**Exercise brief:** Without any of the pictures, set down the data below exactly.

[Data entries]
----------------------------------------
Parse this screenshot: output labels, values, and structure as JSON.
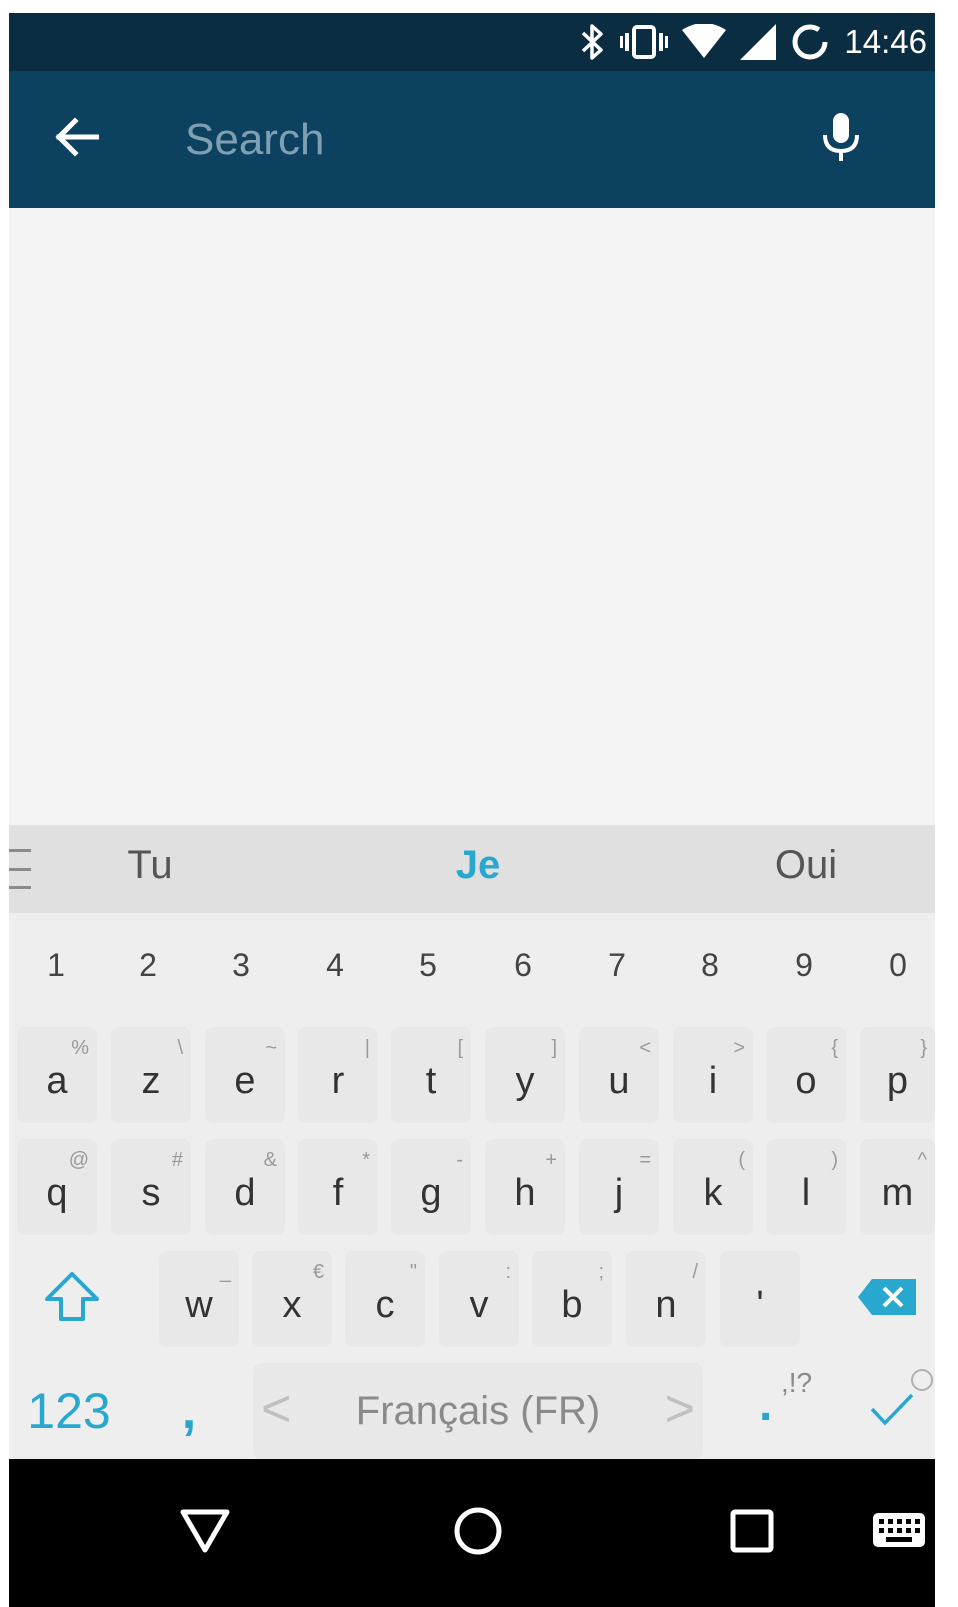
{
  "status_bar": {
    "time": "14:46"
  },
  "search": {
    "placeholder": "Search",
    "value": ""
  },
  "suggestions": {
    "left": "Tu",
    "middle": "Je",
    "right": "Oui"
  },
  "number_row": [
    "1",
    "2",
    "3",
    "4",
    "5",
    "6",
    "7",
    "8",
    "9",
    "0"
  ],
  "row1": [
    {
      "ch": "a",
      "sub": "%"
    },
    {
      "ch": "z",
      "sub": "\\"
    },
    {
      "ch": "e",
      "sub": "~"
    },
    {
      "ch": "r",
      "sub": "|"
    },
    {
      "ch": "t",
      "sub": "["
    },
    {
      "ch": "y",
      "sub": "]"
    },
    {
      "ch": "u",
      "sub": "<"
    },
    {
      "ch": "i",
      "sub": ">"
    },
    {
      "ch": "o",
      "sub": "{"
    },
    {
      "ch": "p",
      "sub": "}"
    }
  ],
  "row2": [
    {
      "ch": "q",
      "sub": "@"
    },
    {
      "ch": "s",
      "sub": "#"
    },
    {
      "ch": "d",
      "sub": "&"
    },
    {
      "ch": "f",
      "sub": "*"
    },
    {
      "ch": "g",
      "sub": "-"
    },
    {
      "ch": "h",
      "sub": "+"
    },
    {
      "ch": "j",
      "sub": "="
    },
    {
      "ch": "k",
      "sub": "("
    },
    {
      "ch": "l",
      "sub": ")"
    },
    {
      "ch": "m",
      "sub": "^"
    }
  ],
  "row3": [
    {
      "ch": "w",
      "sub": "_"
    },
    {
      "ch": "x",
      "sub": "€"
    },
    {
      "ch": "c",
      "sub": "\""
    },
    {
      "ch": "v",
      "sub": ":"
    },
    {
      "ch": "b",
      "sub": ";"
    },
    {
      "ch": "n",
      "sub": "/"
    },
    {
      "ch": "'",
      "sub": ""
    }
  ],
  "bottom_row": {
    "symbols_label": "123",
    "comma": ",",
    "space_label": "Français (FR)",
    "left_arrow": "<",
    "right_arrow": ">",
    "period": ".",
    "punct_alt": ",!?"
  },
  "colors": {
    "accent": "#28a8cf",
    "appbar": "#0c425f",
    "statusbar": "#0b2d42"
  },
  "icons": [
    "back-arrow-icon",
    "mic-icon",
    "bluetooth-icon",
    "vibrate-icon",
    "wifi-icon",
    "signal-icon",
    "sync-icon",
    "shift-icon",
    "backspace-icon",
    "checkmark-icon",
    "nav-back-icon",
    "nav-home-icon",
    "nav-recents-icon",
    "keyboard-icon"
  ]
}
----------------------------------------
**Solution to this task:**
Parse this screenshot: output labels, values, and structure as JSON.
{
  "status_bar": {
    "time": "14:46"
  },
  "search": {
    "placeholder": "Search",
    "value": ""
  },
  "suggestions": {
    "left": "Tu",
    "middle": "Je",
    "right": "Oui"
  },
  "number_row": [
    "1",
    "2",
    "3",
    "4",
    "5",
    "6",
    "7",
    "8",
    "9",
    "0"
  ],
  "row1": [
    {
      "ch": "a",
      "sub": "%"
    },
    {
      "ch": "z",
      "sub": "\\"
    },
    {
      "ch": "e",
      "sub": "~"
    },
    {
      "ch": "r",
      "sub": "|"
    },
    {
      "ch": "t",
      "sub": "["
    },
    {
      "ch": "y",
      "sub": "]"
    },
    {
      "ch": "u",
      "sub": "<"
    },
    {
      "ch": "i",
      "sub": ">"
    },
    {
      "ch": "o",
      "sub": "{"
    },
    {
      "ch": "p",
      "sub": "}"
    }
  ],
  "row2": [
    {
      "ch": "q",
      "sub": "@"
    },
    {
      "ch": "s",
      "sub": "#"
    },
    {
      "ch": "d",
      "sub": "&"
    },
    {
      "ch": "f",
      "sub": "*"
    },
    {
      "ch": "g",
      "sub": "-"
    },
    {
      "ch": "h",
      "sub": "+"
    },
    {
      "ch": "j",
      "sub": "="
    },
    {
      "ch": "k",
      "sub": "("
    },
    {
      "ch": "l",
      "sub": ")"
    },
    {
      "ch": "m",
      "sub": "^"
    }
  ],
  "row3": [
    {
      "ch": "w",
      "sub": "_"
    },
    {
      "ch": "x",
      "sub": "€"
    },
    {
      "ch": "c",
      "sub": "\""
    },
    {
      "ch": "v",
      "sub": ":"
    },
    {
      "ch": "b",
      "sub": ";"
    },
    {
      "ch": "n",
      "sub": "/"
    },
    {
      "ch": "'",
      "sub": ""
    }
  ],
  "bottom_row": {
    "symbols_label": "123",
    "comma": ",",
    "space_label": "Français (FR)",
    "left_arrow": "<",
    "right_arrow": ">",
    "period": ".",
    "punct_alt": ",!?"
  },
  "colors": {
    "accent": "#28a8cf",
    "appbar": "#0c425f",
    "statusbar": "#0b2d42"
  },
  "icons": [
    "back-arrow-icon",
    "mic-icon",
    "bluetooth-icon",
    "vibrate-icon",
    "wifi-icon",
    "signal-icon",
    "sync-icon",
    "shift-icon",
    "backspace-icon",
    "checkmark-icon",
    "nav-back-icon",
    "nav-home-icon",
    "nav-recents-icon",
    "keyboard-icon"
  ]
}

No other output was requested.